WORK TO BE COMPLETED -> All of the data below should be repeated exactly. Pictures should not be included.

DATA FOR ANALYSIS ->
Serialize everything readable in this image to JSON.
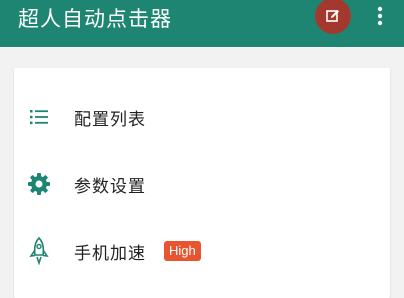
{
  "appbar": {
    "title": "超人自动点击器",
    "edit_icon": "edit-icon",
    "more_icon": "more-vert-icon",
    "color": "#1e8573",
    "fab_color": "#a3392e"
  },
  "menu": {
    "items": [
      {
        "label": "配置列表",
        "icon": "list-icon"
      },
      {
        "label": "参数设置",
        "icon": "gear-icon"
      },
      {
        "label": "手机加速",
        "icon": "rocket-icon",
        "badge": "High"
      }
    ]
  },
  "colors": {
    "accent": "#1e8573",
    "badge": "#e8542f"
  }
}
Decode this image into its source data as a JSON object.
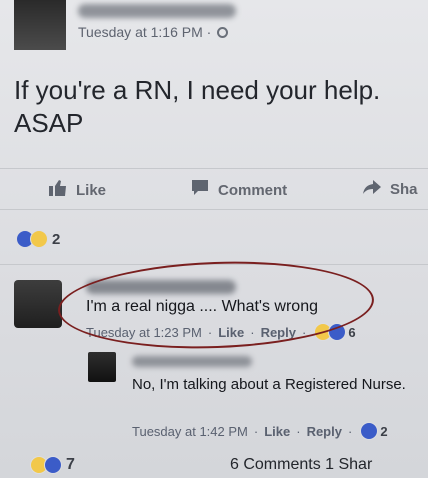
{
  "post": {
    "timestamp": "Tuesday at 1:16 PM ·",
    "text_line1": "If you're a RN, I need your help.",
    "text_line2": "ASAP",
    "actions": {
      "like": "Like",
      "comment": "Comment",
      "share": "Sha"
    },
    "reaction_count": "2",
    "reaction_icons": [
      "like-icon",
      "haha-icon"
    ]
  },
  "comments": [
    {
      "text": "I'm a real nigga .... What's wrong",
      "timestamp": "Tuesday at 1:23 PM",
      "like": "Like",
      "reply": "Reply",
      "reaction_count": "6",
      "reaction_icons": [
        "haha-icon",
        "like-icon"
      ]
    },
    {
      "text": "No, I'm talking about a Registered Nurse.",
      "timestamp": "Tuesday at 1:42 PM",
      "like": "Like",
      "reply": "Reply",
      "reaction_count": "2",
      "reaction_icons": [
        "like-icon"
      ]
    }
  ],
  "footer": {
    "reaction_count": "7",
    "stats": "6 Comments 1 Shar",
    "reaction_icons": [
      "haha-icon",
      "like-icon"
    ]
  },
  "colors": {
    "annotation_circle": "#7a1f1f",
    "like_blue": "#3b5cc8",
    "haha_yellow": "#f2c84a"
  }
}
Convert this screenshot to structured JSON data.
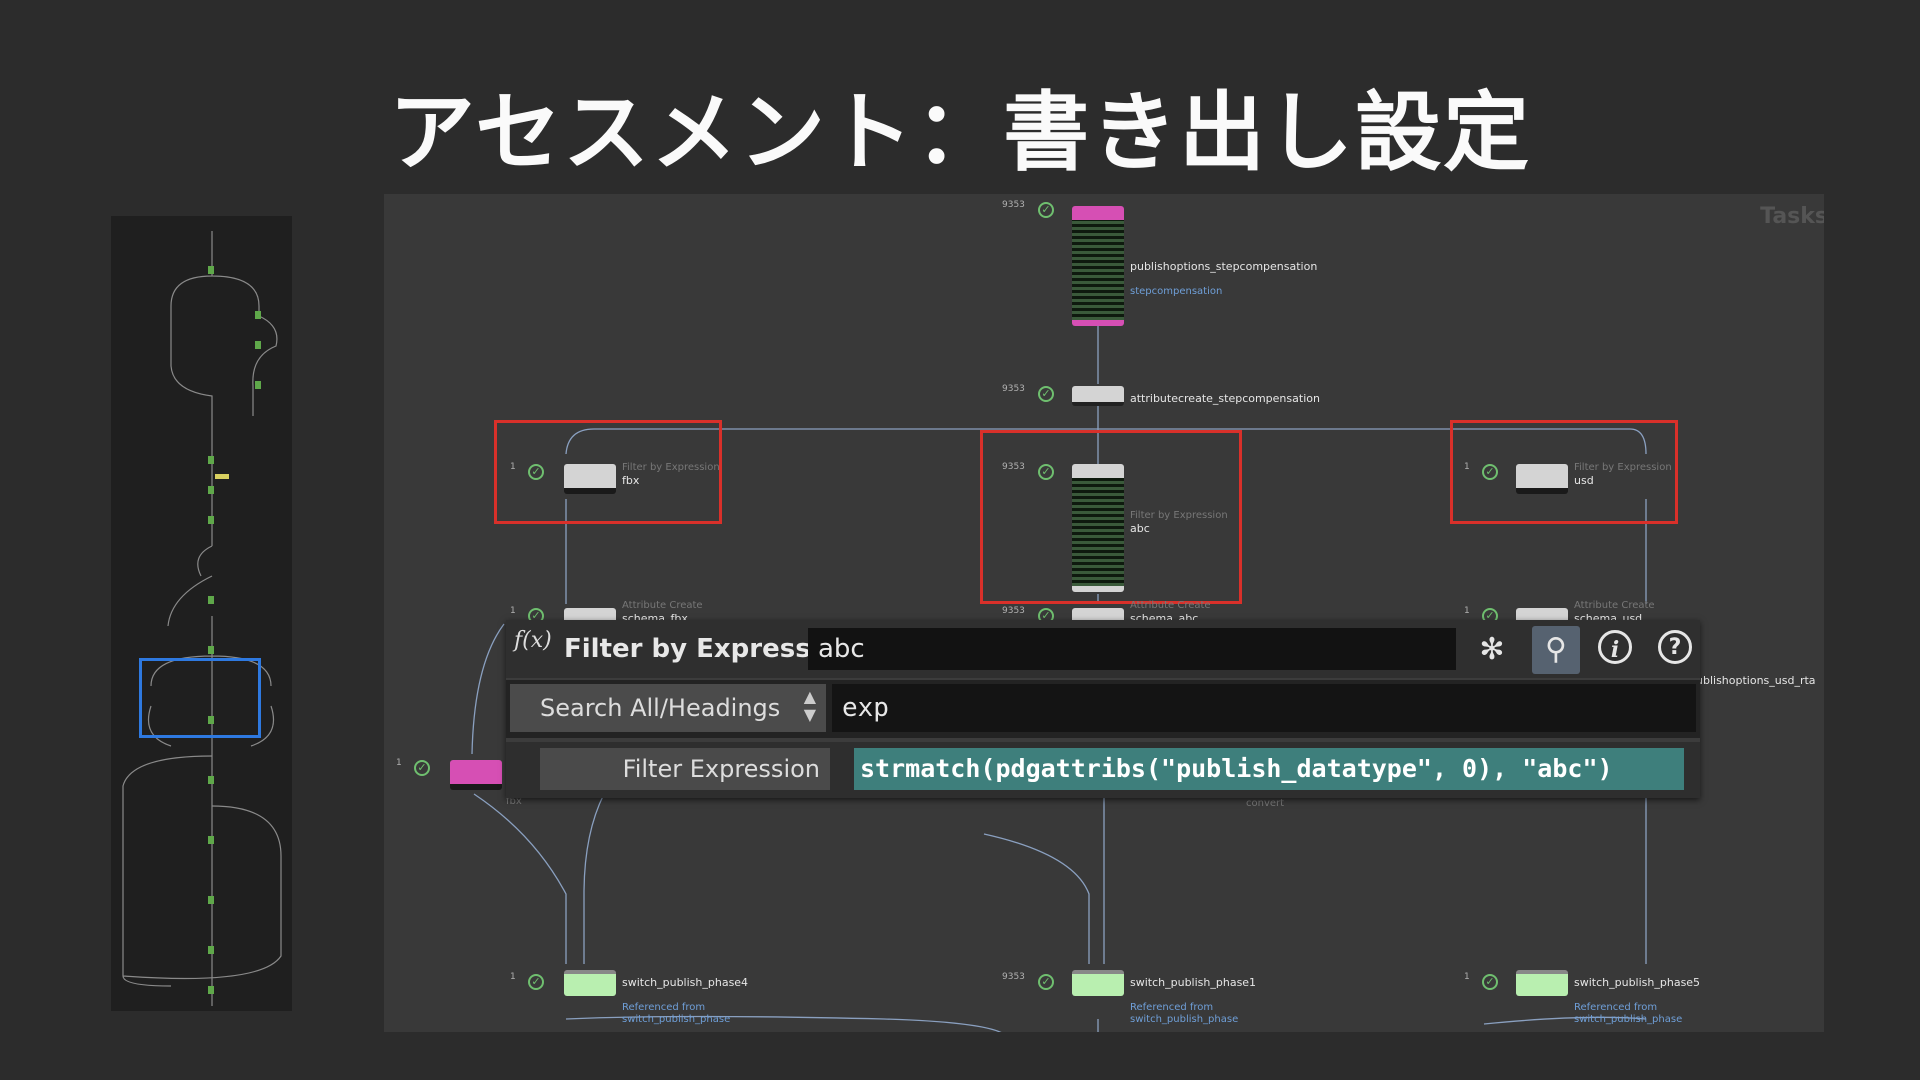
{
  "slide": {
    "title": "アセスメント：書き出し設定"
  },
  "graph": {
    "tasks_label": "Tasks",
    "nodes": {
      "publishoptions": {
        "count": "9353",
        "label": "publishoptions_stepcompensation",
        "ref": "stepcompensation"
      },
      "attributecreate": {
        "count": "9353",
        "label": "attributecreate_stepcompensation"
      },
      "filter_fbx": {
        "count": "1",
        "type": "Filter by Expression",
        "label": "fbx"
      },
      "filter_abc": {
        "count": "9353",
        "type": "Filter by Expression",
        "label": "abc"
      },
      "filter_usd": {
        "count": "1",
        "type": "Filter by Expression",
        "label": "usd"
      },
      "attr_fbx": {
        "count": "1",
        "type": "Attribute Create",
        "label": "schema_fbx"
      },
      "attr_abc": {
        "count": "9353",
        "type": "Attribute Create",
        "label": "schema_abc"
      },
      "attr_usd": {
        "count": "1",
        "type": "Attribute Create",
        "label": "schema_usd"
      },
      "side_label": "ublishoptions_usd_rta",
      "pink_node": {
        "count": "1",
        "label": "fbx"
      },
      "convert_label": "convert",
      "switch4": {
        "count": "1",
        "label": "switch_publish_phase4",
        "ref1": "Referenced from",
        "ref2": "switch_publish_phase"
      },
      "switch1": {
        "count": "9353",
        "label": "switch_publish_phase1",
        "ref1": "Referenced from",
        "ref2": "switch_publish_phase"
      },
      "switch5": {
        "count": "1",
        "label": "switch_publish_phase5",
        "ref1": "Referenced from",
        "ref2": "switch_publish_phase"
      }
    }
  },
  "panel": {
    "fx_icon": "f(x)",
    "title": "Filter by Expression",
    "node_name": "abc",
    "icons": [
      "gear-icon",
      "search-icon",
      "info-icon",
      "help-icon"
    ],
    "search_mode": "Search All/Headings",
    "search_text": "exp",
    "param_label": "Filter Expression",
    "param_value": "strmatch(pdgattribs(\"publish_datatype\", 0), \"abc\")"
  },
  "colors": {
    "highlight_red": "#d9302a",
    "minimap_blue": "#2e79e0",
    "expression_bg": "#3e7f7c",
    "node_pink": "#d64fb4",
    "node_green": "#b9efb0"
  }
}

SOLVED EXERCISE ->
Serialize everything readable in this image to JSON.
{
  "appbar": {
    "title": "超人自动点击器",
    "edit_icon": "edit-icon",
    "more_icon": "more-vert-icon",
    "color": "#1e8573",
    "fab_color": "#a3392e"
  },
  "menu": {
    "items": [
      {
        "label": "配置列表",
        "icon": "list-icon"
      },
      {
        "label": "参数设置",
        "icon": "gear-icon"
      },
      {
        "label": "手机加速",
        "icon": "rocket-icon",
        "badge": "High"
      }
    ]
  },
  "colors": {
    "accent": "#1e8573",
    "badge": "#e8542f"
  }
}
Decode this image into its source data as a JSON object.
{
  "post": {
    "timestamp": "Tuesday at 1:16 PM ·",
    "text_line1": "If you're a RN, I need your help.",
    "text_line2": "ASAP",
    "actions": {
      "like": "Like",
      "comment": "Comment",
      "share": "Sha"
    },
    "reaction_count": "2",
    "reaction_icons": [
      "like-icon",
      "haha-icon"
    ]
  },
  "comments": [
    {
      "text": "I'm a real nigga .... What's wrong",
      "timestamp": "Tuesday at 1:23 PM",
      "like": "Like",
      "reply": "Reply",
      "reaction_count": "6",
      "reaction_icons": [
        "haha-icon",
        "like-icon"
      ]
    },
    {
      "text": "No, I'm talking about a Registered Nurse.",
      "timestamp": "Tuesday at 1:42 PM",
      "like": "Like",
      "reply": "Reply",
      "reaction_count": "2",
      "reaction_icons": [
        "like-icon"
      ]
    }
  ],
  "footer": {
    "reaction_count": "7",
    "stats": "6 Comments 1 Shar",
    "reaction_icons": [
      "haha-icon",
      "like-icon"
    ]
  },
  "colors": {
    "annotation_circle": "#7a1f1f",
    "like_blue": "#3b5cc8",
    "haha_yellow": "#f2c84a"
  }
}
Convert this screenshot to structured JSON data.
{
  "slide": {
    "title": "アセスメント：書き出し設定"
  },
  "graph": {
    "tasks_label": "Tasks",
    "nodes": {
      "publishoptions": {
        "count": "9353",
        "label": "publishoptions_stepcompensation",
        "ref": "stepcompensation"
      },
      "attributecreate": {
        "count": "9353",
        "label": "attributecreate_stepcompensation"
      },
      "filter_fbx": {
        "count": "1",
        "type": "Filter by Expression",
        "label": "fbx"
      },
      "filter_abc": {
        "count": "9353",
        "type": "Filter by Expression",
        "label": "abc"
      },
      "filter_usd": {
        "count": "1",
        "type": "Filter by Expression",
        "label": "usd"
      },
      "attr_fbx": {
        "count": "1",
        "type": "Attribute Create",
        "label": "schema_fbx"
      },
      "attr_abc": {
        "count": "9353",
        "type": "Attribute Create",
        "label": "schema_abc"
      },
      "attr_usd": {
        "count": "1",
        "type": "Attribute Create",
        "label": "schema_usd"
      },
      "side_label": "ublishoptions_usd_rta",
      "pink_node": {
        "count": "1",
        "label": "fbx"
      },
      "convert_label": "convert",
      "switch4": {
        "count": "1",
        "label": "switch_publish_phase4",
        "ref1": "Referenced from",
        "ref2": "switch_publish_phase"
      },
      "switch1": {
        "count": "9353",
        "label": "switch_publish_phase1",
        "ref1": "Referenced from",
        "ref2": "switch_publish_phase"
      },
      "switch5": {
        "count": "1",
        "label": "switch_publish_phase5",
        "ref1": "Referenced from",
        "ref2": "switch_publish_phase"
      }
    }
  },
  "panel": {
    "fx_icon": "f(x)",
    "title": "Filter by Expression",
    "node_name": "abc",
    "icons": [
      "gear-icon",
      "search-icon",
      "info-icon",
      "help-icon"
    ],
    "search_mode": "Search All/Headings",
    "search_text": "exp",
    "param_label": "Filter Expression",
    "param_value": "strmatch(pdgattribs(\"publish_datatype\", 0), \"abc\")"
  },
  "colors": {
    "highlight_red": "#d9302a",
    "minimap_blue": "#2e79e0",
    "expression_bg": "#3e7f7c",
    "node_pink": "#d64fb4",
    "node_green": "#b9efb0"
  }
}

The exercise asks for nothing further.